- Dental injuries of the teeth, supporting bone, and surrounding soft tissue constitute 5% of all physical injuries and as high as 18% in preschool children (1,2).
- Causes: Falls/Sports, 63%; assault, 17%; auto or motorcycle accidents, 2%
- Male > Female (2–3:1)
- Prevalence: 5% of all school-age children; 7–13% in primary dentition, 1–16% in permanent dentition
- Affects 13% of population <12 years
- Physical and mental disabilities
- Contact sports without wearing proper protective equipment (i.e., helmets, mouth guards)
- High-risk sports include football, boxing, wrestling, soccer, baseball, hockey, bicycling, and skateboarding
- Age: Youth <12 years (3)
- Tongue/Mouth piercings
- Prior dental trauma
- Male gender (3)
- Mouth guards and helmets. Custom mouth guards are better than boil and bite, which are better than stock guards.
- Avoid tongue piercings.
- Wear seat belts while in the car.
- Monitor home for slippery areas.
- Childproof house with gates, and pad sharp table edges.
Direct force sufficient to overcome the bond between the tooth and periodontal ligament within the alveolar socket or disruption of enamel and dentin; force against maxilla or mandibular arch great enough to cause fracture
Commonly Associated Conditions
- Tooth loss can cause loss of space in dental arch.
- Malocclusion causing functional problems

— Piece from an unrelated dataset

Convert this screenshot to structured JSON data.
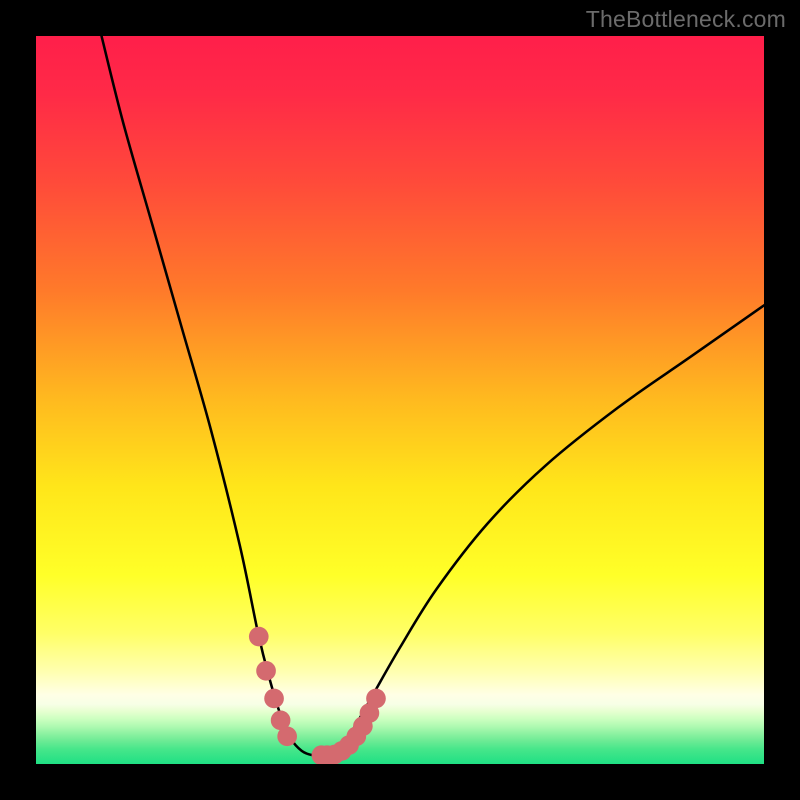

- Trauma to dentition resulting in pulpitis, which causes necrosis of the pulp
- Child abuse: Be alert for history inconsistent with injuries (1).